"It's a very busy office and a very active one."
So how does Hahn have time to come to San Pedro to talk to senior citizens and students?
"How does he have time?" repeated Goldstein. "He makes time."
And make time he did Wednesday morning, for questions about why it takes the police so long to respond to a call, why dogcatchers don't come when the neighbor's dogs are barking, and why vagrants, finding no toilet facilities in city parks, must urinate in public.
Hahn, boyish-looking yet sophisticated in his tailored gray suit, was sympathetic. Yes, he agreed, the city needs more police officers. Don't give up on the animal control office, he said--a new law permits the city to revoke the licenses of unruly pets. And if he had his way, the city would have more park rangers and plenty of public restrooms.
The crowd--which more than doubled in size when the federation group finished its business and joined in the forum--didn't seem to care that the city attorney doesn't directly handle any of these problems.
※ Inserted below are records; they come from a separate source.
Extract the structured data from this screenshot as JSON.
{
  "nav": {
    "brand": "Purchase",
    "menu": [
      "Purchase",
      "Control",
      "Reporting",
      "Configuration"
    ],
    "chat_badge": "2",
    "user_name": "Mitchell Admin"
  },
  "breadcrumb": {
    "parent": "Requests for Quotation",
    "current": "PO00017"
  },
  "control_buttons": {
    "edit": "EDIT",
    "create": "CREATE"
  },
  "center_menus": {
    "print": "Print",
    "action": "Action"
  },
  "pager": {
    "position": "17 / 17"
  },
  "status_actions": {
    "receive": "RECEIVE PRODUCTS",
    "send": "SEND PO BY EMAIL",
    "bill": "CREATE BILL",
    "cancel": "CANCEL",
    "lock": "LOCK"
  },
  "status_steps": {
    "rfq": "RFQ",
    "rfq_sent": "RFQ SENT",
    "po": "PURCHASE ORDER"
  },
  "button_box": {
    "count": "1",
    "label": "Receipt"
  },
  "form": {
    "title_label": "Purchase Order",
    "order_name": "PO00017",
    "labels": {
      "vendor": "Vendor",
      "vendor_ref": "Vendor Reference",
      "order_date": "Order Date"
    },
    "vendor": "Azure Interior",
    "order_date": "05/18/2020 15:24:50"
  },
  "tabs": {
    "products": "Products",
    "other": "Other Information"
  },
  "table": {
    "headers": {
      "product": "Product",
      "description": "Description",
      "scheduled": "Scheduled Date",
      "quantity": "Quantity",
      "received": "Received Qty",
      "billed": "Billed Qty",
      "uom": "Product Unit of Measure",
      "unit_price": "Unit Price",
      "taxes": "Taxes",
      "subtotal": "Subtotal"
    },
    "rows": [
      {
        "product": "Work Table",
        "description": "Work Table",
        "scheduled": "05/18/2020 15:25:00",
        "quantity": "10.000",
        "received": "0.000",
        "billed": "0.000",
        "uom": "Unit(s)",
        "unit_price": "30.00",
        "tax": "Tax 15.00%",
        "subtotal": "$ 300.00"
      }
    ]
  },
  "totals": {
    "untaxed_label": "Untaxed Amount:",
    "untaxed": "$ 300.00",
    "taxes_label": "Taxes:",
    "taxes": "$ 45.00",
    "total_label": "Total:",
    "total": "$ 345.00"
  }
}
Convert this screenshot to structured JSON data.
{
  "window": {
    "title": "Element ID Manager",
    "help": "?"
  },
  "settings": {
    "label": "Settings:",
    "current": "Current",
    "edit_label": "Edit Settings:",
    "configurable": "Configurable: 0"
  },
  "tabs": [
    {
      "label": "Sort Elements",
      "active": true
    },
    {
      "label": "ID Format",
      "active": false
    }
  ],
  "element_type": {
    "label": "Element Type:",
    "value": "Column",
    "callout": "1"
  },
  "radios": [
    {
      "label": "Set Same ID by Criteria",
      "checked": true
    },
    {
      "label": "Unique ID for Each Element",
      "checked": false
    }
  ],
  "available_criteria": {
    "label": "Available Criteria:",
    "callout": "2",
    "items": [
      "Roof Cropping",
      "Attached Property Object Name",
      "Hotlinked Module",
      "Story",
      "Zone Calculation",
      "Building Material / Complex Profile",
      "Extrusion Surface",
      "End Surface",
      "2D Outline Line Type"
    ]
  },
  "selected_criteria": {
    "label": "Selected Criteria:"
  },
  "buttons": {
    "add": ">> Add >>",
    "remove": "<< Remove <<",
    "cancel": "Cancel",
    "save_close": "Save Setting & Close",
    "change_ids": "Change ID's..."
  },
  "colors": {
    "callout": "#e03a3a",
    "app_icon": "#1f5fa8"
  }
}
They seemed rather to adopt the philosophy of Dayle Saffell, who hoped Hahn would prevail upon other government officials to do what needs to be done--in Saffell's case, getting the Harbor City seniors a new hall.
"I don't know if it's going to do any good," she told Hahn, "but if you could put a word in to Mayor Bradley to see if they could get us a building. . . . "
The city attorney smiled, and said he would see what he could do.